(TASK INPUT)

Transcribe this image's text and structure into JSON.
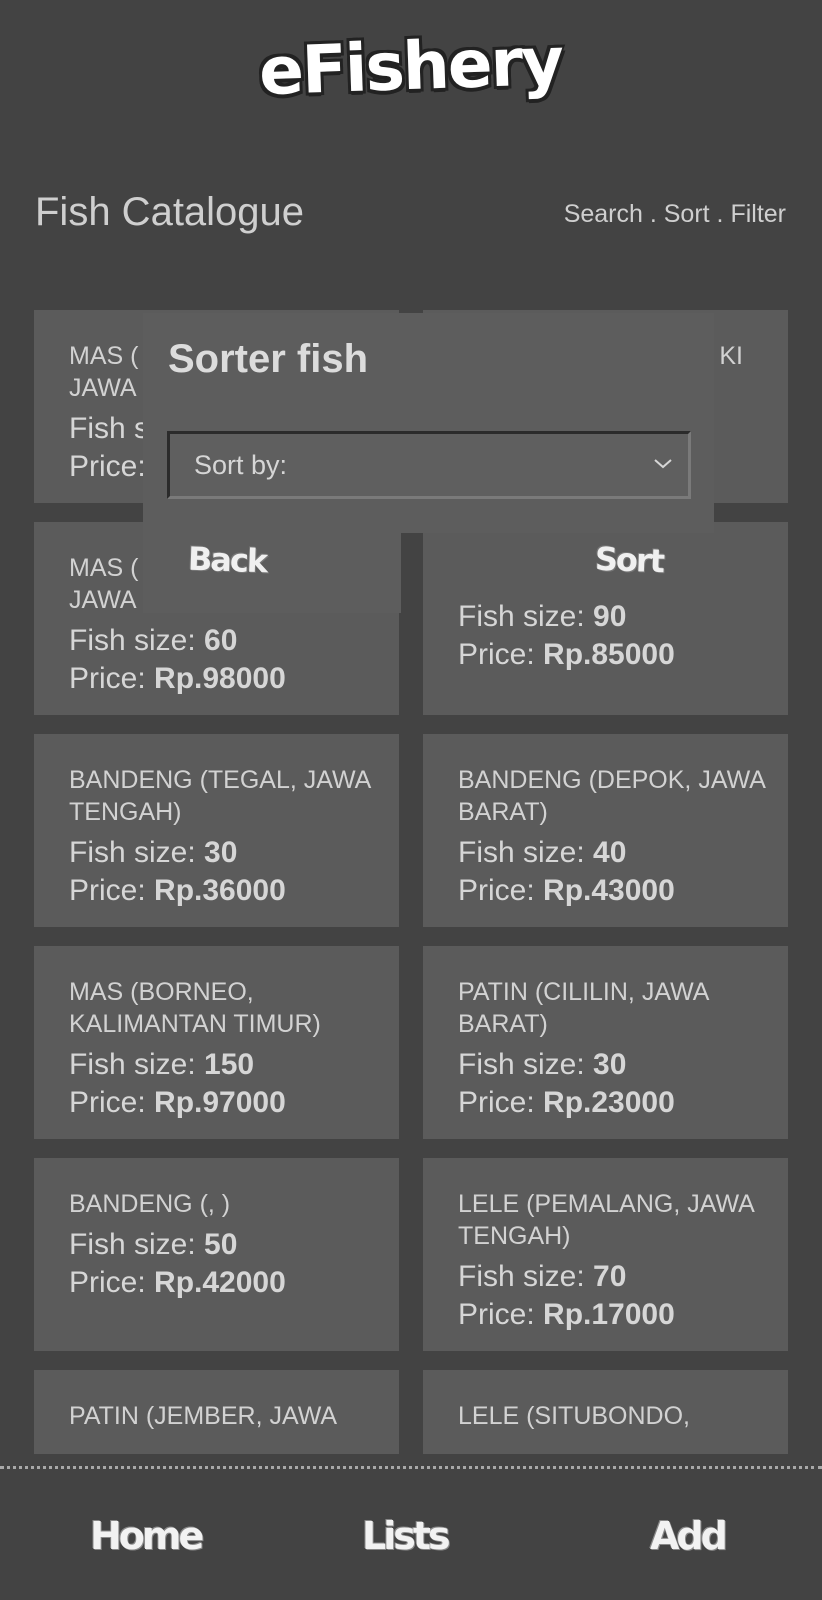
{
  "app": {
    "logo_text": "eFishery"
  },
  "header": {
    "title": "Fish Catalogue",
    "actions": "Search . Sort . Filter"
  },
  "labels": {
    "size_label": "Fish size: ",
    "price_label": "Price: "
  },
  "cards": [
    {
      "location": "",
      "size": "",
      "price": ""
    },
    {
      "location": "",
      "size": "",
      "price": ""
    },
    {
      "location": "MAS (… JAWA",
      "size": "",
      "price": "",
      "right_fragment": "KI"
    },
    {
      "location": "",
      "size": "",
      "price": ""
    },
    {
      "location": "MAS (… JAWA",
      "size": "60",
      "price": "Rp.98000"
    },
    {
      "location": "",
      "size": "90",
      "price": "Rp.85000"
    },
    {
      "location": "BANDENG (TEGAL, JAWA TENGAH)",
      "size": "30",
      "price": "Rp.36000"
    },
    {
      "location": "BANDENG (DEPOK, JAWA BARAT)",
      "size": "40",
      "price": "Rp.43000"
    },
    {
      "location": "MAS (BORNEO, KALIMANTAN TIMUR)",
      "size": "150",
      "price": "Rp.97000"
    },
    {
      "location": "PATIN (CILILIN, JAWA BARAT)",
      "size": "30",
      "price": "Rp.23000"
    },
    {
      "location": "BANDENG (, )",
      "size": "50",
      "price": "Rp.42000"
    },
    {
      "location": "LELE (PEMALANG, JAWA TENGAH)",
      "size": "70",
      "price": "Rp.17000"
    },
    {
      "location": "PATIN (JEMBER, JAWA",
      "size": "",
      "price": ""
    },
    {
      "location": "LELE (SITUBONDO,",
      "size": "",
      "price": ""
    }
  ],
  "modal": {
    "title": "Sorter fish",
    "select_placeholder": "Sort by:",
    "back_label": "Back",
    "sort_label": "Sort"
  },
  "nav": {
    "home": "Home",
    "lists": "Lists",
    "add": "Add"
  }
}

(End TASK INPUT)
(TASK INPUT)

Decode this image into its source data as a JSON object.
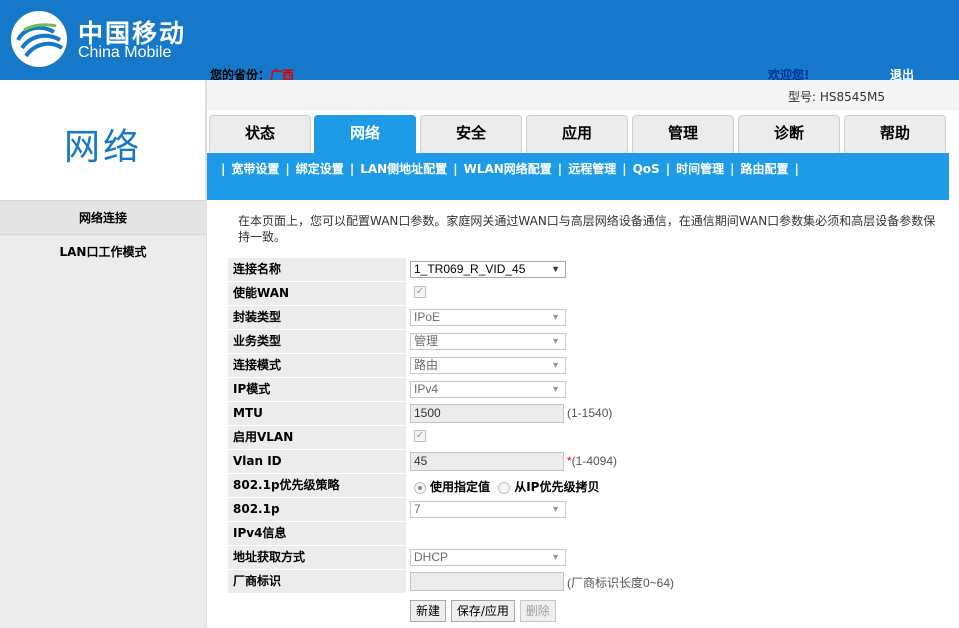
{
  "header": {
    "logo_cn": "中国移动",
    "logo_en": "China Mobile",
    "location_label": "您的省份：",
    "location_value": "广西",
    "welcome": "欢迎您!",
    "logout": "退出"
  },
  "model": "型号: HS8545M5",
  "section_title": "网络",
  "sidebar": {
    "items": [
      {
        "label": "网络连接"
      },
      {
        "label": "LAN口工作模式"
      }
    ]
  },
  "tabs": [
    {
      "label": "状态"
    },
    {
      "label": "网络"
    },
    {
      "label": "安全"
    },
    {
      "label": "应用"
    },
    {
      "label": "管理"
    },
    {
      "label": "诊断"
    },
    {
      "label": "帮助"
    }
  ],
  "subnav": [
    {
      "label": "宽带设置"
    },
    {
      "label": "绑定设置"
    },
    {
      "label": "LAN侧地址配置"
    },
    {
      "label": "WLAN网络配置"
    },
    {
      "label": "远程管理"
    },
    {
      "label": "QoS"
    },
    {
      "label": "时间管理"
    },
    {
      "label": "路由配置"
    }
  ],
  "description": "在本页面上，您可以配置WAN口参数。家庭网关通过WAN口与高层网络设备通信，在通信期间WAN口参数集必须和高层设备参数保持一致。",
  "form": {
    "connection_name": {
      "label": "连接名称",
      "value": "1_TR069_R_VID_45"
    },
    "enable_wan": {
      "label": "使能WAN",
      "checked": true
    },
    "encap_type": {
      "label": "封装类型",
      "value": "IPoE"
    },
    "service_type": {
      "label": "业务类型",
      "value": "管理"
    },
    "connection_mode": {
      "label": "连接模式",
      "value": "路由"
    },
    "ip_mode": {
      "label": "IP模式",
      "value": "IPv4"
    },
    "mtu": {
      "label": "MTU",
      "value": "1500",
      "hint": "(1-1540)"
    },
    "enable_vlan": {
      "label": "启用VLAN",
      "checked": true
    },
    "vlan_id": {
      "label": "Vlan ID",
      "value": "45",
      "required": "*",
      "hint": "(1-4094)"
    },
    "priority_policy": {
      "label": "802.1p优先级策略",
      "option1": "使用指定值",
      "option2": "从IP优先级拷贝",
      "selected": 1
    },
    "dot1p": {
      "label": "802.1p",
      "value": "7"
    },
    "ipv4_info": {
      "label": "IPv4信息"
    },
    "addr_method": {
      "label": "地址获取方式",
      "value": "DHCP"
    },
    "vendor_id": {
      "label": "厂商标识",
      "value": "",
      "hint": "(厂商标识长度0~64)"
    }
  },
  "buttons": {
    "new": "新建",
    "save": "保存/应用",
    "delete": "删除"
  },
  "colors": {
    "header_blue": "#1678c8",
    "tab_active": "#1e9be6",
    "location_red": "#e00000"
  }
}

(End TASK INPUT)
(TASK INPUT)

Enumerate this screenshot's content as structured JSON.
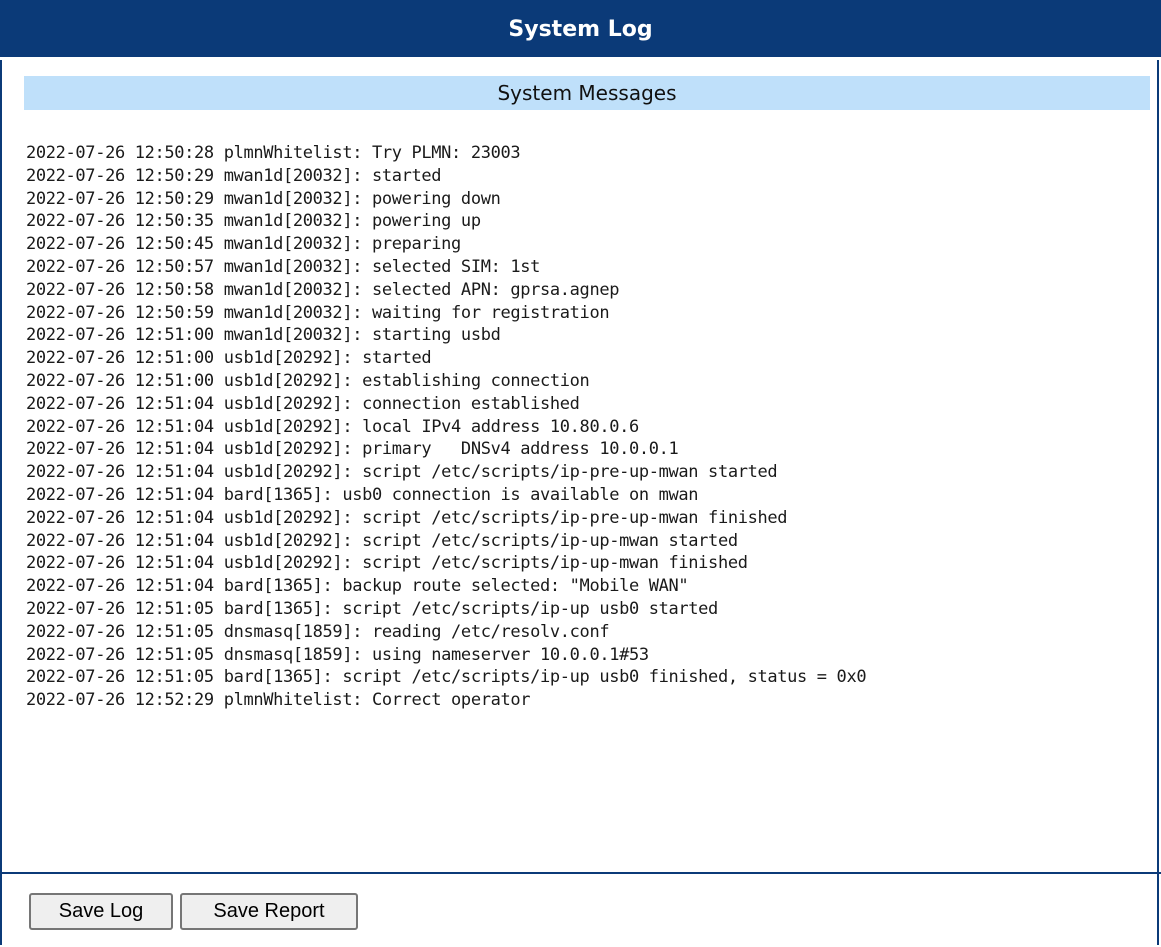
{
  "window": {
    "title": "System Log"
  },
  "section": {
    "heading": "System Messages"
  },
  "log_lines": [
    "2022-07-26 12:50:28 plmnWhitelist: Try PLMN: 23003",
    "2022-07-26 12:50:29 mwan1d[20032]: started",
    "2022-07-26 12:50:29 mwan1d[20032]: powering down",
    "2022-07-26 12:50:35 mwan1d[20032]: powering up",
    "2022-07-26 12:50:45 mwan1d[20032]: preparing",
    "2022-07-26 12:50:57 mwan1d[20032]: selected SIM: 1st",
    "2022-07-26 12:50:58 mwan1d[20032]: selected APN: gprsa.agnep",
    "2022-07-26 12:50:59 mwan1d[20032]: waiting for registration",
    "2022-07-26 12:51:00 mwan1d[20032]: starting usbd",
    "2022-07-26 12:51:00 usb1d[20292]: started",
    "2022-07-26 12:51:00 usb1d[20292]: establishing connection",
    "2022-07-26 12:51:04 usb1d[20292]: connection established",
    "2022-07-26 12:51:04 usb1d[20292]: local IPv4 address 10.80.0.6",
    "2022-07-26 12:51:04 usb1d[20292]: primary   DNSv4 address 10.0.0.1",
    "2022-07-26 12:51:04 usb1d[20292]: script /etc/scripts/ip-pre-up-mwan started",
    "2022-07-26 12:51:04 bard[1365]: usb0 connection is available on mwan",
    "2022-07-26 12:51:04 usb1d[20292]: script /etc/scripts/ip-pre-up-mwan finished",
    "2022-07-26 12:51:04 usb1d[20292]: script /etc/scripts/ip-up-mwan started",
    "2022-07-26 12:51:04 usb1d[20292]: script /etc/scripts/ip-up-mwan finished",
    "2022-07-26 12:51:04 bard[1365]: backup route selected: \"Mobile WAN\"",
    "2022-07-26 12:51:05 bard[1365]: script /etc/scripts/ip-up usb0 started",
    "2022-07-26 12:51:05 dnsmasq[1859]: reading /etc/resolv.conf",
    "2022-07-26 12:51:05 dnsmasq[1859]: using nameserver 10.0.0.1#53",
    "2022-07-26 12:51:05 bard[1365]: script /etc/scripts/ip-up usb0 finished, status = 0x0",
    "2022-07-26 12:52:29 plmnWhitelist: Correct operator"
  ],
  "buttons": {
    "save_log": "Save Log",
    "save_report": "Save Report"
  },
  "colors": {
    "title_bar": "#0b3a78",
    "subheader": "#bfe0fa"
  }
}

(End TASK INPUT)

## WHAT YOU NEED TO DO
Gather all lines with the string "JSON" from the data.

## RESPONSE TO THE EXERCISE
Transcribe this image's text and structure into JSON.
Decode this image into its source data as a JSON object.
Enumerate this screenshot's content as structured JSON.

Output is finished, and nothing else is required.